According to MSN, the Ways and Means Committee issued a 29-page report that gave an overview of their investigation into the Internal Revenue Service (IRS) policy that requires an audit of the returns filed by presidents and vice presidents.
The panel discovered that the IRS had mainly ignored its own internal directive and had only started to look at Trump’s returns after being questioned about the procedure. According to the article, only one year of Trump’s returns from while in office was chosen for the required review, and the audit was not finished by the time he departed the White House.
In another 39-page report released by the Joint Committee on Taxation (JCT), there was a summary of Trump’s personal tax forms and business entities released, which included forms from 2019, which was the last year that the committee obtained records.
According to some reviews of the JCT report, Trump’s documents seemed to indicate that he owed no taxes. The former president claimed on the forms he had a negative adjusted gross income of $4 million as a result of his $15 million in claimed company losses. According to the allegation, Trump then requested a $5 million return. Trump paid $750 in federal income taxes in 2016 and 2017, despite having declared millions in negative income in both years. The report states that he didn’t pay any taxes in 2020.
Trump’s returns, despite the fact that all presidents are supposed to be subject to automatic audits, received little IRS scrutiny, according to Ways and Means Committee Chairman Richard Neal (D-Mass.)

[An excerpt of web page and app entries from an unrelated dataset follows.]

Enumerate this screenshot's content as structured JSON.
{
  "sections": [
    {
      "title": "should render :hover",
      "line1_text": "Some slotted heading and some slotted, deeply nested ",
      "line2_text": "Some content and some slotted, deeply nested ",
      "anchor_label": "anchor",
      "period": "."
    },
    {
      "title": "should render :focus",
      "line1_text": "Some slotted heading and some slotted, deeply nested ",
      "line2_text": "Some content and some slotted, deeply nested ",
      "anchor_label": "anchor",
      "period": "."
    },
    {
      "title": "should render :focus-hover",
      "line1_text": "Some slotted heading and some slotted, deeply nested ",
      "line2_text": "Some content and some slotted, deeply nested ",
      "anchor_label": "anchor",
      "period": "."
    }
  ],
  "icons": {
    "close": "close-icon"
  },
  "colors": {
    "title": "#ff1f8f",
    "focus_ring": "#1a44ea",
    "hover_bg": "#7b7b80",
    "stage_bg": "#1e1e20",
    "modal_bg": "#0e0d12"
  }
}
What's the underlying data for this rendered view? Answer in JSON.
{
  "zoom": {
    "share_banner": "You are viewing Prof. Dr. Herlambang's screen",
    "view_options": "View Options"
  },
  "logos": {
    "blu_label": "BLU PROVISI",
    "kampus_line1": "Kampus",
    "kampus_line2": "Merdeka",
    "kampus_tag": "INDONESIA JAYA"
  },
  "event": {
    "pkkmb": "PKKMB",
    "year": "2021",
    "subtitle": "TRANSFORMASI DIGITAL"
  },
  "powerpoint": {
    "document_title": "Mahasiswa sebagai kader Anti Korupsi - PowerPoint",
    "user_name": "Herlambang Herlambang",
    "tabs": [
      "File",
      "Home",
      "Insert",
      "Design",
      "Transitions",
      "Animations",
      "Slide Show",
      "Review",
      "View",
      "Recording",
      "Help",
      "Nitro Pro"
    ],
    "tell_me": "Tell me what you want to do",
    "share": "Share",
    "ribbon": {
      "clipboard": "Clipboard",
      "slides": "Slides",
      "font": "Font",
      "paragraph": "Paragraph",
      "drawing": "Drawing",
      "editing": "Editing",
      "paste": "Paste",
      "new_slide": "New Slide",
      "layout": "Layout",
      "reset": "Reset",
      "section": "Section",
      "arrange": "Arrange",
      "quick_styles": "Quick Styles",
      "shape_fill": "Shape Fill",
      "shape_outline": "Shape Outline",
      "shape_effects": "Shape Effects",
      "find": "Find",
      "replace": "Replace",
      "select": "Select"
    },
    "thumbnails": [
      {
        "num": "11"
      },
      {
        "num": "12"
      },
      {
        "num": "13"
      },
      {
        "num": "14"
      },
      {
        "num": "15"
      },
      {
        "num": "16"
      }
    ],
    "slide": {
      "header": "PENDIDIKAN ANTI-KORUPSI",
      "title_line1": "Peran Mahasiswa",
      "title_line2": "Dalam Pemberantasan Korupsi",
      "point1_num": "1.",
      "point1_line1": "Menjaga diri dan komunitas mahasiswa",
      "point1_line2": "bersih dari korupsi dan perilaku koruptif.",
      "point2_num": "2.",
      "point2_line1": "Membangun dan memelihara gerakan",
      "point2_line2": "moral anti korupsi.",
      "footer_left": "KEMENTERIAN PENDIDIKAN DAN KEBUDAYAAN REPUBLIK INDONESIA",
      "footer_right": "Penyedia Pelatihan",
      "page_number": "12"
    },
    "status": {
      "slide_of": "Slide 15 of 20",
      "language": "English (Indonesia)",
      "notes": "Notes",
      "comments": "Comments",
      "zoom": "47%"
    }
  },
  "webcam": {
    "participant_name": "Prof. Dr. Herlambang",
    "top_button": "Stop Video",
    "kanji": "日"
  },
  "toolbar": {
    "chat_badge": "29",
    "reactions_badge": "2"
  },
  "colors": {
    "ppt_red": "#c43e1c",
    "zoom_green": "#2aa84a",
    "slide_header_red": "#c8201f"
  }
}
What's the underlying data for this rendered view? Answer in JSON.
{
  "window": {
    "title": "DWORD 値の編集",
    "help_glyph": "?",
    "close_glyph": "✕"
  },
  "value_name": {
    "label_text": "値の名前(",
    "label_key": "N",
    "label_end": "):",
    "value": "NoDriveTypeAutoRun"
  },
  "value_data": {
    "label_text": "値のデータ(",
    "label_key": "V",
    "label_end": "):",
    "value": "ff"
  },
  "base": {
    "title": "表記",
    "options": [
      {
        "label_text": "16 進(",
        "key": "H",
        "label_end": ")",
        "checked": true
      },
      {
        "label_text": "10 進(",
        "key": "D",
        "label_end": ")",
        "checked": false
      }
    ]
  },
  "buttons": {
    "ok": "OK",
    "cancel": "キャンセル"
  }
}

“For all practical purposes, the research that was done as it relates to the mandatory audit program was nonexistent. The tax forms were really never audited, and only my sending a letter at one point, prompted sort of a rearview response,” Neal said during a news conference after the vote.
Speaker of the House Nancy Pelosi commended Neal’s legislation proposal, which would formalize the required audit policy.
“The Ways & Means Committee’s report makes clear the legislative steps that must now be taken to guard the public trust, and we will move swiftly to advance Chairman Richard Neal’s legislation requiring the Internal Revenue Service to conduct an annual audit of the president’s finances,” Pelosi said.
Rep. Kevin Brady (R-Texas), the committee’s ranking GOP member, blasted the Democrats’ action and claimed that when they voted, committee members were unaware of “exactly what we are releasing.”
FISM previously reported that in November, the committee and the Justice Department asked the Supreme Court to deny Trump’s Oct. 31 emergency application to block a lower court’s ruling that upheld the request for the records as a justified part of the panel’s legislative work while his lawyers prepare an appeal.
The committee argued that the IRS policy “does not address what to do regarding a president who, like former President Trump, owned hundreds of business entities, had inordinately complex returns, used aggressive tax avoidance strategies, and allegedly had ongoing audits.”
Trump’s attorneys pushed back saying the committee’s explanations were “pretextual,” saying its real aim is to publicly expose his tax returns and unearth politically damaging information about Trump, who is considering another run for the presidency in 2024.